If The Bride’s Father Has Passed Away
It may be that you’ve been asked to give the speech because the bride’s father, who may also be your brother, has passed away. This makes your speech so much more important and meaningful.
Obviously, your speech will be a very emotional moment in the day. All the guests and your niece will expect you to talk about her dad but remember this isn’t the time to do a eulogy.
Your speech should focus on the bride herself (as a traditional father of the bride speech would) and then pay tribute to her dad in as joyful a way as possible. Even if he is recently deceased, don’t talk about his death, just talk about how much he loved his daughter and how proud he would have been of her on her wedding day.

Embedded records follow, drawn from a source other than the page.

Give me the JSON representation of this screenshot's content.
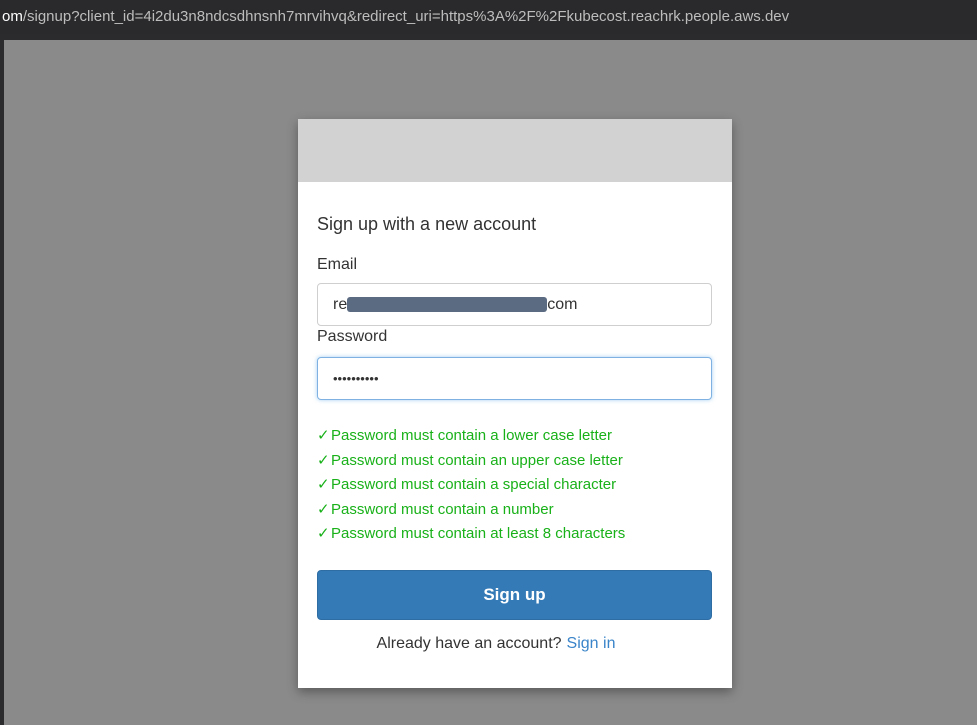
{
  "browser": {
    "url_host": "om",
    "url_path": "/signup?client_id=4i2du3n8ndcsdhnsnh7mrvihvq&redirect_uri=https%3A%2F%2Fkubecost.reachrk.people.aws.dev"
  },
  "signup_form": {
    "title": "Sign up with a new account",
    "email_label": "Email",
    "email_value_prefix": "re",
    "email_value_suffix": "com",
    "password_label": "Password",
    "password_value": "••••••••••",
    "rules": [
      "Password must contain a lower case letter",
      "Password must contain an upper case letter",
      "Password must contain a special character",
      "Password must contain a number",
      "Password must contain at least 8 characters"
    ],
    "rule_check_symbol": "✓",
    "signup_button_label": "Sign up",
    "already_have_account_text": "Already have an account?",
    "signin_link_label": "Sign in"
  },
  "colors": {
    "rule_ok": "#19b119",
    "primary_button": "#337ab7",
    "link": "#3a84c9",
    "backdrop": "#8a8a8a",
    "modal_header": "#d2d2d2"
  }
}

Of course, you may have to consider keeping any tributes to the end of the speech so you don’t get choked up too soon. (Although obviously, everyone will understand if you do). As much as possible, you want to ensure the speech remains a celebration of a marriage.

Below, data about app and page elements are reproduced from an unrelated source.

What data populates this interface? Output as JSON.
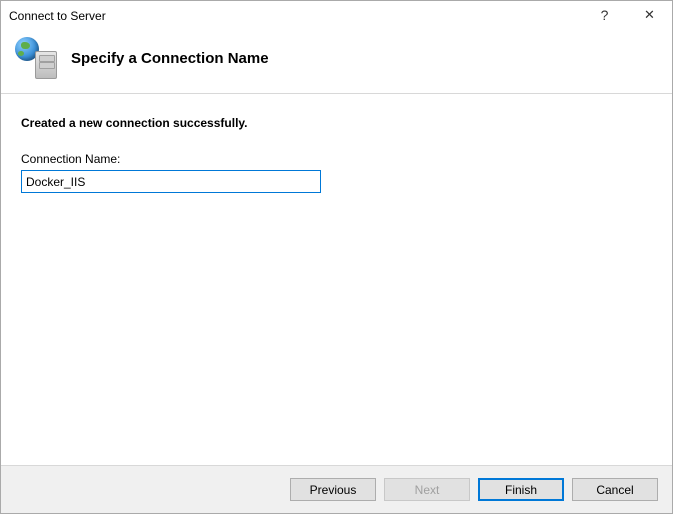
{
  "titlebar": {
    "title": "Connect to Server",
    "help": "?",
    "close": "✕"
  },
  "header": {
    "heading": "Specify a Connection Name"
  },
  "content": {
    "status": "Created a new connection successfully.",
    "label": "Connection Name:",
    "value": "Docker_IIS"
  },
  "footer": {
    "previous": "Previous",
    "next": "Next",
    "finish": "Finish",
    "cancel": "Cancel"
  }
}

If you’re struggling with your emotions, look up. It is said to be physically impossible to cry if you look up, but don’t quote us on that one.

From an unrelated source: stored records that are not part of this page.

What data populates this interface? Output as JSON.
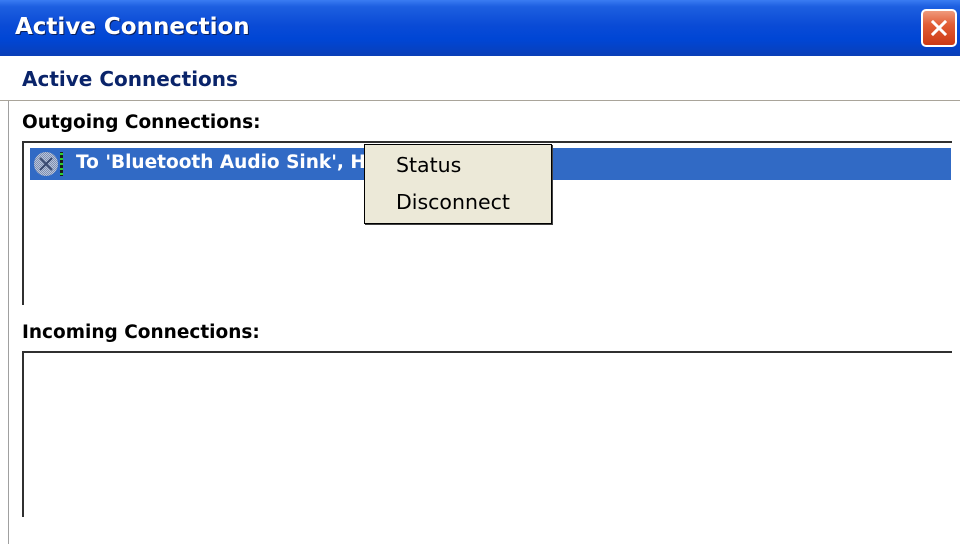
{
  "window": {
    "title": "Active Connection",
    "close_icon": "close-x-icon",
    "title_bar_color": "#0a4bd6",
    "close_button_color": "#e25d35"
  },
  "header": {
    "title": "Active Connections",
    "title_color": "#0a246a"
  },
  "outgoing": {
    "label": "Outgoing Connections:",
    "items": [
      {
        "icon": "bluetooth-connection-icon",
        "text": "To 'Bluetooth Audio Sink', Headset'",
        "selected": true
      }
    ],
    "selection_color": "#316ac5"
  },
  "incoming": {
    "label": "Incoming Connections:",
    "items": []
  },
  "context_menu": {
    "items": [
      {
        "label": "Status"
      },
      {
        "label": "Disconnect"
      }
    ],
    "background": "#ece9d8"
  }
}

Take a look at our Speeches and the Dearly Departed page for more advice on honouring departed family members – but please read on or check out our father of the bride speech advice to understand what else your speech needs to contain.
If The Bride’s Father Is Absent
If the bride has a difficult relationship with her father and he isn’t going to be there, today is not a day to bring up your feelings around that.
Just simply introduce yourself as the bride’s uncle and leave it at that. No more explanation is necessary.
Uncle of the Bride Speech Structure
All speeches should be unique, and based on you and the bride’s personal relationship (so no Googling for clichéd one liners), but it’s always useful to have a structure to hand as you write it.
- If you’re first up – introduce yourself, welcome the guests, and make them laugh as quickly as possible. That first ripple of laughter will relax you and the guests.
- Tell some funny anecdotes from the bride’s childhood (especially if it relates to the woman she is now). Remember, a loving tribute includes some affectionate teasing.
- Pay tribute to the woman she is now, and how she got there. Recognise the good stuff, the lovely stuff, but most importantly, the qualities that make her unique.
- Recount how you met the bride’s partner and all of the positive things they bring to the bride’s life.
- Advice. Not always necessary but you may want to share some advice with the happy couple, or your hopes for them in the future. The advice can be poignant and meaningful, or simply silly and funny.
- The soppy stuff. A sweet and sentimental conclusion to the speech, recapping the themes of the speech; your love for the bride and your hopes for the couple’s future happiness.
- The toast. Traditionally it’s “to the health and happiness of the happy couple” but we prefer a more personal touch. Something that means something to them or which ties into the theme of your speech.
Uncle Speech Tips
Rule 1- Be different
Every bride is beautiful, and yes, every bride is intelligent, hard-working, and kind. What makes your niece unique?
She may be wearing a princess dress for the day but that doesn’t mean that she is one. You love her for who she is and so does everyone in the room. Celebrate that.
Call her out for nacho-munching, overly-competitive, library-loving nerd she is!
Rule 2- Be funny
People expect the best man to be funny, but no one ever leaves a wedding thinking “I wish the speeches had been a bit less amusing”.
We all know you were very proud of how well she did in her GCSE’s, but unless there is a funny story attached, save that observation for another time.
We suggest a mix of about 70% humour with about 30% heartfelt and sincere. Of course, if her father has recently passed away this may not be possible.
If you’re looking for more ideas on how to create original humour, check out our How To Be Funny blog.
Whatever you do, do NOT resort to wedding gags! They’re either just cringy or have been used a thousand times before.
Rule 3- Tell a story
The best speeches take us on a journey. They aren’t just a collection of ‘to dos’ and a list of random anecdotes.
Your speech needs a thread that connects everything you’re saying. It could be what you’ve learnt from the bride over the years (from a secret appreciation of Justin Bieber’s back-catalogue to how to cheat at Scrabble). Or it could be your ‘insider guide’ to how your niece operates!
Rule 4- Less is more
Edit, edit, edit.
You’ve known the bride since she was a baby so there may be many things you want to say. But don’t!
You don’t have to recognise every era of the bride’s life. In fact, some of the best wedding speeches just focus on one really good story.
We suggest you aim for about 7 minutes tops and about 1100-1200 words should be your upper limit. You can tell everyone all the stories you had to cut at the bar later.
Rule 5- Be prepared to deliver
Will there be a mic? How many people will be in the room? Do you want a full script or just some notes?
Remember, the wonderful, heartfelt, funny words you have written will need to be spoken out loud at some point, so practice! What looks good on paper can sometimes come out as a tongue twister.
Speak slowly, and don’t forget to smile. Everyone there wants you to do well, so enjoy the moment. Read our How To Deliver Like A Pro blog for further advice.